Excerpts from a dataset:
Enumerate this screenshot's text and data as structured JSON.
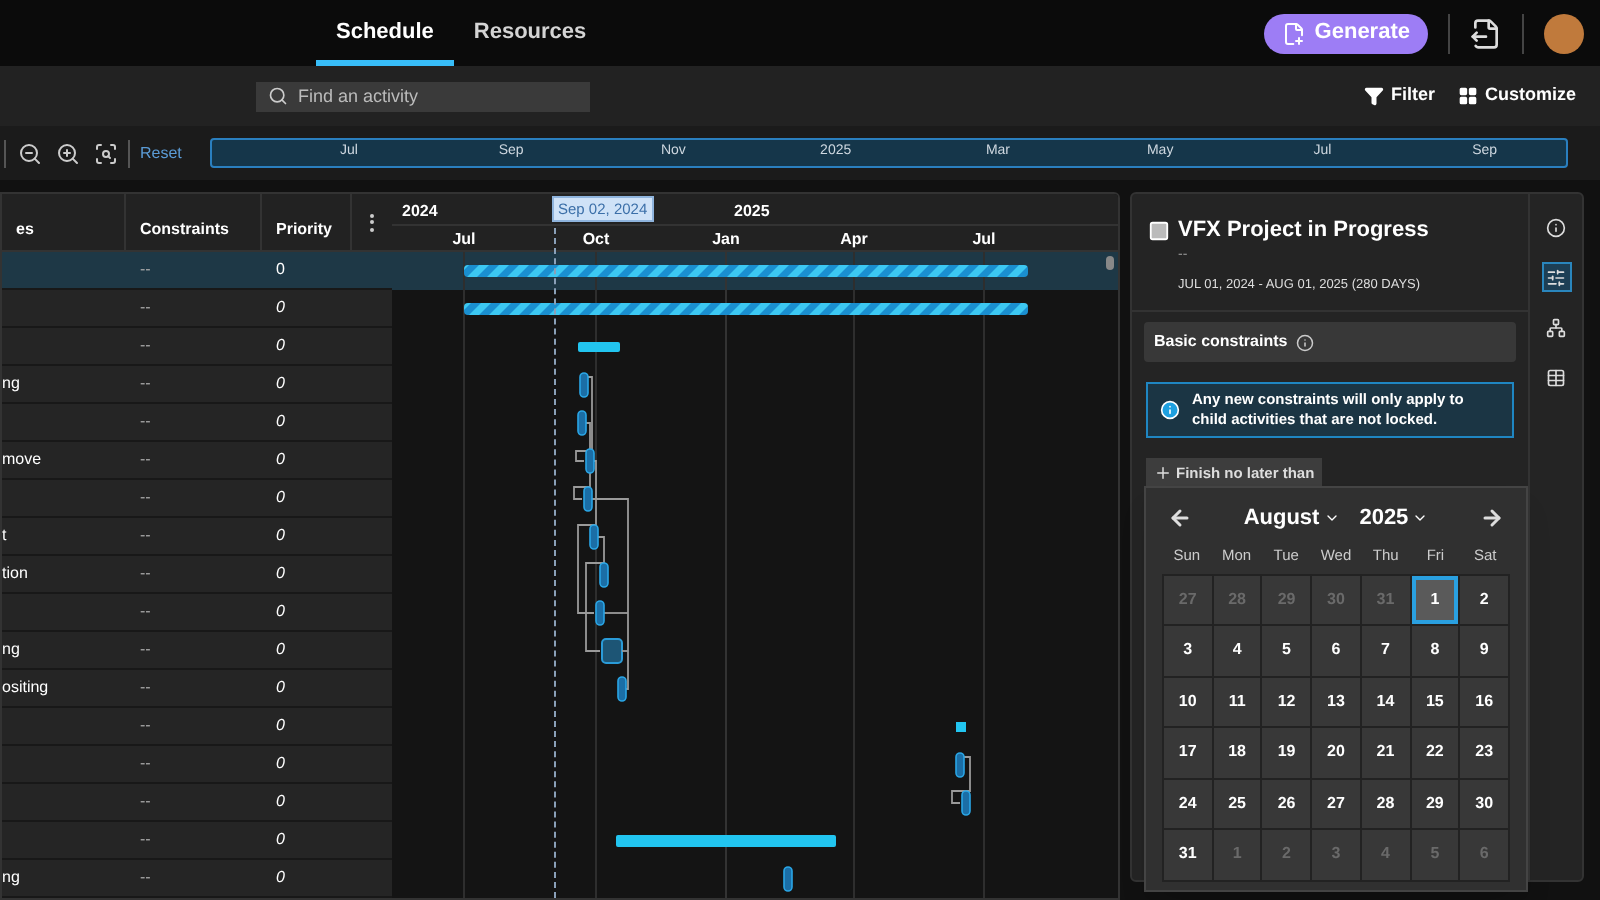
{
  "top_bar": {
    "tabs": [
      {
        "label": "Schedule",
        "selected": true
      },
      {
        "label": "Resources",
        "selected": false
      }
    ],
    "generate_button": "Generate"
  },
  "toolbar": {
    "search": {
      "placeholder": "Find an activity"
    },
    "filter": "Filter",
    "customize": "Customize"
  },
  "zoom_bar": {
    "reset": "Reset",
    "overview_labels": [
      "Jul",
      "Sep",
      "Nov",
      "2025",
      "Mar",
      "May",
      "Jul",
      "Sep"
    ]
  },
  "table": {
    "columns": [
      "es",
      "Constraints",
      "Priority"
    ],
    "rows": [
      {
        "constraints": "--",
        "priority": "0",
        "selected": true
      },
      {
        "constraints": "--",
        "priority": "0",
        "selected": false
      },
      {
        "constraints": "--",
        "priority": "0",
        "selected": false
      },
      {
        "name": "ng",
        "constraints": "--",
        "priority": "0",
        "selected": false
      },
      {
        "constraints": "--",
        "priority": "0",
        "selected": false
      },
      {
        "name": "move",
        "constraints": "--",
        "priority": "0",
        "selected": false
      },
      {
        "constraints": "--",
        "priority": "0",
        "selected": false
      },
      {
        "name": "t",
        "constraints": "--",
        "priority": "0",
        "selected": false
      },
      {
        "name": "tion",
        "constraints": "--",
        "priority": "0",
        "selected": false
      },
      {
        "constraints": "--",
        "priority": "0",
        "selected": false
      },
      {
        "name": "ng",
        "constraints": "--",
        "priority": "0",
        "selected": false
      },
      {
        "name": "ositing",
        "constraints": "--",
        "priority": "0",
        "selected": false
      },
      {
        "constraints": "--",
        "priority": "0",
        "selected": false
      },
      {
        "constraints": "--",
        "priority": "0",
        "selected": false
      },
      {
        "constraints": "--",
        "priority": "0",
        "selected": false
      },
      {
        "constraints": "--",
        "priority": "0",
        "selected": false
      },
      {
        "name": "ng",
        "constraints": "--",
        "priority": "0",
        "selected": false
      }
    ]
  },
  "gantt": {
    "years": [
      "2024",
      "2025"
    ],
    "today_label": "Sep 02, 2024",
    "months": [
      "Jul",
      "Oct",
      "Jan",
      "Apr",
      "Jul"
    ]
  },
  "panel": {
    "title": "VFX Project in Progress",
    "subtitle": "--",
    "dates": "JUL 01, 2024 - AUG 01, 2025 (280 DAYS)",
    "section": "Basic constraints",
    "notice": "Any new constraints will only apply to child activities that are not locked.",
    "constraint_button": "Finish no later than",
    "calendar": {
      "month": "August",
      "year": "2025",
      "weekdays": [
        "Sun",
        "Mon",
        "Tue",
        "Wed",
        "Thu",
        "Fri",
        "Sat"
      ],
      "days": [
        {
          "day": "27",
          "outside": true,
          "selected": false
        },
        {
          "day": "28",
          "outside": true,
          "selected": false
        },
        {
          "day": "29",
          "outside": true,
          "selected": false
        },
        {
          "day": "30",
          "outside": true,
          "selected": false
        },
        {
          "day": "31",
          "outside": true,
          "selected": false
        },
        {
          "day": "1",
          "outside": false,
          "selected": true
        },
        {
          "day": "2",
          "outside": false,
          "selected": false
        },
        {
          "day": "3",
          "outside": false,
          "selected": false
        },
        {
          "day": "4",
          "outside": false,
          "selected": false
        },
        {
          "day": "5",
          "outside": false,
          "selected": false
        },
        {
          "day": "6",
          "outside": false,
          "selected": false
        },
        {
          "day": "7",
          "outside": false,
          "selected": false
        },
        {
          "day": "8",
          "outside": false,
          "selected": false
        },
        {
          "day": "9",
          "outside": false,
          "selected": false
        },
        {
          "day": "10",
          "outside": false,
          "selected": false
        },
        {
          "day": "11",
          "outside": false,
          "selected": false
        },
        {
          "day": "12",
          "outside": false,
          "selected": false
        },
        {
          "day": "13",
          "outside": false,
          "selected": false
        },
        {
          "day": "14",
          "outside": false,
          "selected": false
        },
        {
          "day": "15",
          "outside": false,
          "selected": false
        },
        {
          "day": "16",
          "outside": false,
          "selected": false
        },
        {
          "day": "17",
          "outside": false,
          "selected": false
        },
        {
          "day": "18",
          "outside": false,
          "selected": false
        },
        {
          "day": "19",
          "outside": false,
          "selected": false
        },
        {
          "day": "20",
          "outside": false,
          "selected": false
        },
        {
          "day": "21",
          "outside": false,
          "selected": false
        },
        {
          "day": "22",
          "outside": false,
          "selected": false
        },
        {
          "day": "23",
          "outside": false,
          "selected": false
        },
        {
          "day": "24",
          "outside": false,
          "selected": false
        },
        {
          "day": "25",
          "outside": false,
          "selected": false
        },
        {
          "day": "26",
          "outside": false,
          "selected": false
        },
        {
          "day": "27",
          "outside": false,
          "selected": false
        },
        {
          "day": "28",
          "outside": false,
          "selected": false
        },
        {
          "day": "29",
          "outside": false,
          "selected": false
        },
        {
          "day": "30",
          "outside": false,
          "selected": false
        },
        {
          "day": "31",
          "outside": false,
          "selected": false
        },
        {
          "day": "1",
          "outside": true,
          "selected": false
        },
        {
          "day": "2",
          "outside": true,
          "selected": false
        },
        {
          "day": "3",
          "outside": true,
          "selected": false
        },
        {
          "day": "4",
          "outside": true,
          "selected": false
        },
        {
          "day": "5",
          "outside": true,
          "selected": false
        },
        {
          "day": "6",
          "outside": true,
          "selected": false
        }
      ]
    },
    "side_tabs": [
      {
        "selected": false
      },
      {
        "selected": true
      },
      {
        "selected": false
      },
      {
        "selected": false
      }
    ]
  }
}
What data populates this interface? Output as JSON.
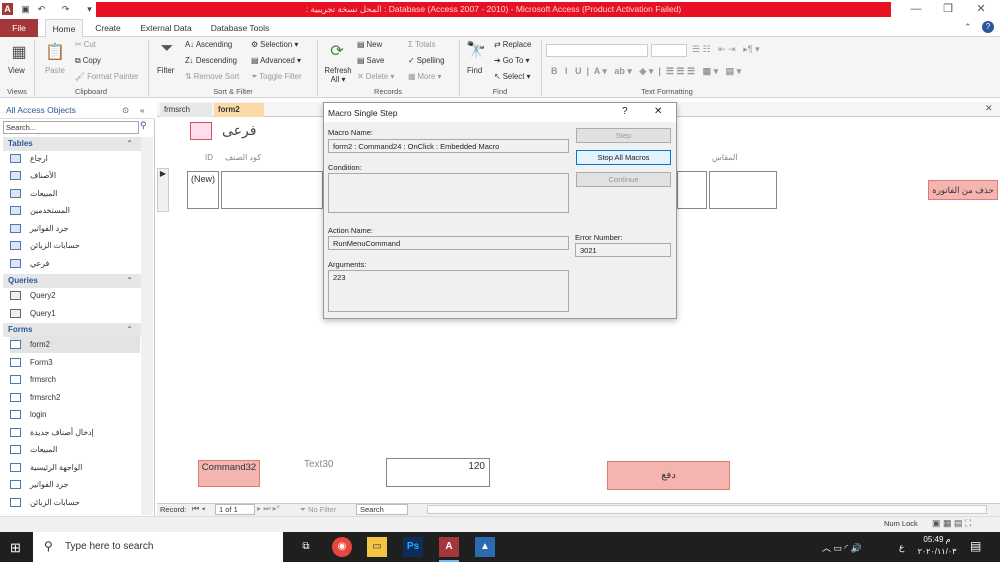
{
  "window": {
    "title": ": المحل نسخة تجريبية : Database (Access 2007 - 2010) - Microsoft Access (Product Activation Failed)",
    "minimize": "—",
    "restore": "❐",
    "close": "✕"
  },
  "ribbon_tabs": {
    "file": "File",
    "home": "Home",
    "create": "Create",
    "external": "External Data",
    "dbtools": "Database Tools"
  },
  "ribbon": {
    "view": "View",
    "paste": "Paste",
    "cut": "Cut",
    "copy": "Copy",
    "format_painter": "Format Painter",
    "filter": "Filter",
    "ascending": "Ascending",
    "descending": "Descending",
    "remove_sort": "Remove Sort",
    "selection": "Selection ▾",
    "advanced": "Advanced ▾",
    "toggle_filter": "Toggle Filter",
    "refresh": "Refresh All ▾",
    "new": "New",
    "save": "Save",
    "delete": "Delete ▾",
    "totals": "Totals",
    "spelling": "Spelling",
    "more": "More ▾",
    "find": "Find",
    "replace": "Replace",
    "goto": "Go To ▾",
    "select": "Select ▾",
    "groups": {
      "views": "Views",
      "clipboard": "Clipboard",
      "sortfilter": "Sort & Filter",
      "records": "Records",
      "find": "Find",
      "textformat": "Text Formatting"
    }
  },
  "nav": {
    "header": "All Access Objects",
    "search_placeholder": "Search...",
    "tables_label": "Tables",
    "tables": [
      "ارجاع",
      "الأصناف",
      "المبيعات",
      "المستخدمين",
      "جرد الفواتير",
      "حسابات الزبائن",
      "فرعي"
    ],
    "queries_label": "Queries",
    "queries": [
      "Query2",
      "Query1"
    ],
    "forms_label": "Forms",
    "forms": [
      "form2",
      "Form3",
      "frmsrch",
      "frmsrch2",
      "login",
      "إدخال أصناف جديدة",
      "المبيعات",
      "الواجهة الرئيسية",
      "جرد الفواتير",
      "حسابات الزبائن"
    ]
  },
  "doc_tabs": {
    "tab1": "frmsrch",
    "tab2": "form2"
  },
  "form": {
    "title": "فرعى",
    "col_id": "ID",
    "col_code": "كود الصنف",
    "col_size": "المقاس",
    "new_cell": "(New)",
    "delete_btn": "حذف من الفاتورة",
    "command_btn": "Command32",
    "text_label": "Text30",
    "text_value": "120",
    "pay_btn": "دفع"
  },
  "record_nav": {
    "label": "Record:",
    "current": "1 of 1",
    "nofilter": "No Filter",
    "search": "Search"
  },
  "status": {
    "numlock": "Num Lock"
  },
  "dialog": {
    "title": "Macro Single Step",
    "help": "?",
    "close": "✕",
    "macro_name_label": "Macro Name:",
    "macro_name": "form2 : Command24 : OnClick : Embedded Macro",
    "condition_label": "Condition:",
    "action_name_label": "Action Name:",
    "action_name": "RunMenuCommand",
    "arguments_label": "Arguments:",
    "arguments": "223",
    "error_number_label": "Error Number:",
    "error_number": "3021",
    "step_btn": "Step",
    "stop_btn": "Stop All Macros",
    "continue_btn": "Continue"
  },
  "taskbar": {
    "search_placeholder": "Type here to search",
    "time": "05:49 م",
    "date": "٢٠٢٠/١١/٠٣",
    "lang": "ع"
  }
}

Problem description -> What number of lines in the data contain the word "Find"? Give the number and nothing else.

Written solution -> 3